_TASK GOAL_. Show me every line in the listing that has the word "head".

_RECORD SET_.
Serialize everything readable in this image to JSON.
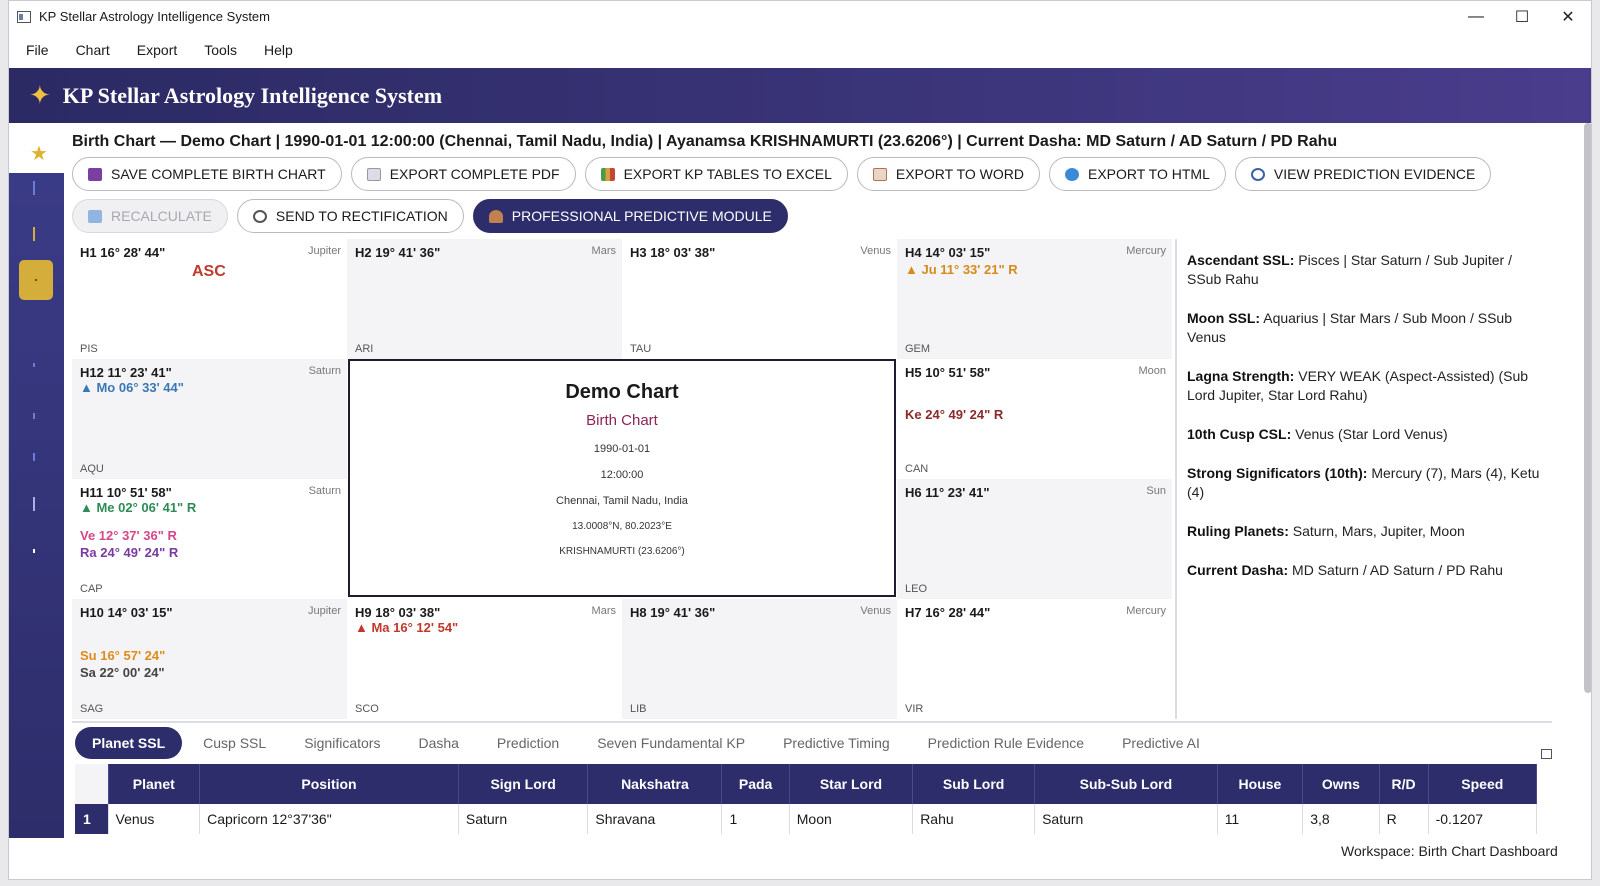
{
  "window": {
    "title": "KP Stellar Astrology Intelligence System"
  },
  "menu": [
    "File",
    "Chart",
    "Export",
    "Tools",
    "Help"
  ],
  "banner": {
    "title": "KP Stellar Astrology Intelligence System"
  },
  "info_line": "Birth Chart — Demo Chart  |  1990-01-01 12:00:00 (Chennai, Tamil Nadu, India)  |  Ayanamsa KRISHNAMURTI (23.6206°)  |  Current Dasha: MD Saturn / AD Saturn / PD Rahu",
  "buttons_row1": [
    {
      "label": "SAVE COMPLETE BIRTH CHART",
      "color": "#7a3fa0"
    },
    {
      "label": "EXPORT COMPLETE PDF",
      "color": "#c9c9d6"
    },
    {
      "label": "EXPORT KP TABLES TO EXCEL",
      "color": "#4a9a4e"
    },
    {
      "label": "EXPORT TO WORD",
      "color": "#b4714a"
    },
    {
      "label": "EXPORT TO HTML",
      "color": "#3a8ad6"
    },
    {
      "label": "VIEW PREDICTION EVIDENCE",
      "color": "#3b62a8"
    }
  ],
  "buttons_row2": [
    {
      "label": "RECALCULATE",
      "color": "#8fb5e0"
    },
    {
      "label": "SEND TO RECTIFICATION",
      "color": "#555"
    },
    {
      "label": "PROFESSIONAL PREDICTIVE MODULE",
      "color": "#c08050"
    }
  ],
  "houses": {
    "h1": {
      "head": "H1  16° 28' 44\"",
      "lord": "Jupiter",
      "sign": "PIS",
      "asc": "ASC"
    },
    "h2": {
      "head": "H2  19° 41' 36\"",
      "lord": "Mars",
      "sign": "ARI"
    },
    "h3": {
      "head": "H3  18° 03' 38\"",
      "lord": "Venus",
      "sign": "TAU"
    },
    "h4": {
      "head": "H4  14° 03' 15\"",
      "lord": "Mercury",
      "sign": "GEM",
      "p1": "▲ Ju 11° 33' 21\" R"
    },
    "h12": {
      "head": "H12  11° 23' 41\"",
      "lord": "Saturn",
      "sign": "AQU",
      "p1": "▲ Mo 06° 33' 44\""
    },
    "h5": {
      "head": "H5  10° 51' 58\"",
      "lord": "Moon",
      "sign": "CAN",
      "p1": "Ke 24° 49' 24\" R"
    },
    "h11": {
      "head": "H11  10° 51' 58\"",
      "lord": "Saturn",
      "sign": "CAP",
      "p1": "▲ Me 02° 06' 41\" R",
      "p2": "Ve 12° 37' 36\" R",
      "p3": "Ra 24° 49' 24\" R"
    },
    "h6": {
      "head": "H6  11° 23' 41\"",
      "lord": "Sun",
      "sign": "LEO"
    },
    "h10": {
      "head": "H10  14° 03' 15\"",
      "lord": "Jupiter",
      "sign": "SAG",
      "p1": "Su 16° 57' 24\"",
      "p2": "Sa 22° 00' 24\""
    },
    "h9": {
      "head": "H9  18° 03' 38\"",
      "lord": "Mars",
      "sign": "SCO",
      "p1": "▲ Ma 16° 12' 54\""
    },
    "h8": {
      "head": "H8  19° 41' 36\"",
      "lord": "Venus",
      "sign": "LIB"
    },
    "h7": {
      "head": "H7  16° 28' 44\"",
      "lord": "Mercury",
      "sign": "VIR"
    }
  },
  "center": {
    "title": "Demo Chart",
    "subtitle": "Birth Chart",
    "date": "1990-01-01",
    "time": "12:00:00",
    "place": "Chennai, Tamil Nadu, India",
    "coords": "13.0008°N, 80.2023°E",
    "ayanamsa": "KRISHNAMURTI (23.6206°)"
  },
  "summary": [
    {
      "k": "Ascendant SSL:",
      "v": " Pisces | Star Saturn / Sub Jupiter / SSub Rahu"
    },
    {
      "k": "Moon SSL:",
      "v": " Aquarius | Star Mars / Sub Moon / SSub Venus"
    },
    {
      "k": "Lagna Strength:",
      "v": " VERY WEAK (Aspect-Assisted) (Sub Lord Jupiter, Star Lord Rahu)"
    },
    {
      "k": "10th Cusp CSL:",
      "v": " Venus (Star Lord Venus)"
    },
    {
      "k": "Strong Significators (10th):",
      "v": " Mercury (7), Mars (4), Ketu (4)"
    },
    {
      "k": "Ruling Planets:",
      "v": " Saturn, Mars, Jupiter, Moon"
    },
    {
      "k": "Current Dasha:",
      "v": " MD Saturn / AD Saturn / PD Rahu"
    }
  ],
  "tabs": [
    "Planet SSL",
    "Cusp SSL",
    "Significators",
    "Dasha",
    "Prediction",
    "Seven Fundamental KP",
    "Predictive Timing",
    "Prediction Rule Evidence",
    "Predictive AI"
  ],
  "table": {
    "columns": [
      "Planet",
      "Position",
      "Sign Lord",
      "Nakshatra",
      "Pada",
      "Star Lord",
      "Sub Lord",
      "Sub-Sub Lord",
      "House",
      "Owns",
      "R/D",
      "Speed"
    ],
    "rows": [
      {
        "n": "1",
        "cells": [
          "Venus",
          "Capricorn 12°37'36\"",
          "Saturn",
          "Shravana",
          "1",
          "Moon",
          "Rahu",
          "Saturn",
          "11",
          "3,8",
          "R",
          "-0.1207"
        ]
      }
    ]
  },
  "status": "Workspace: Birth Chart Dashboard"
}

_SOLUTION TO THE PROBLEM_.
      "head": "H1  16° 28' 44\"",
      "head": "H2  19° 41' 36\"",
      "head": "H3  18° 03' 38\"",
      "head": "H4  14° 03' 15\"",
      "head": "H12  11° 23' 41\"",
      "head": "H5  10° 51' 58\"",
      "head": "H11  10° 51' 58\"",
      "head": "H6  11° 23' 41\"",
      "head": "H10  14° 03' 15\"",
      "head": "H9  18° 03' 38\"",
      "head": "H8  19° 41' 36\"",
      "head": "H7  16° 28' 44\"",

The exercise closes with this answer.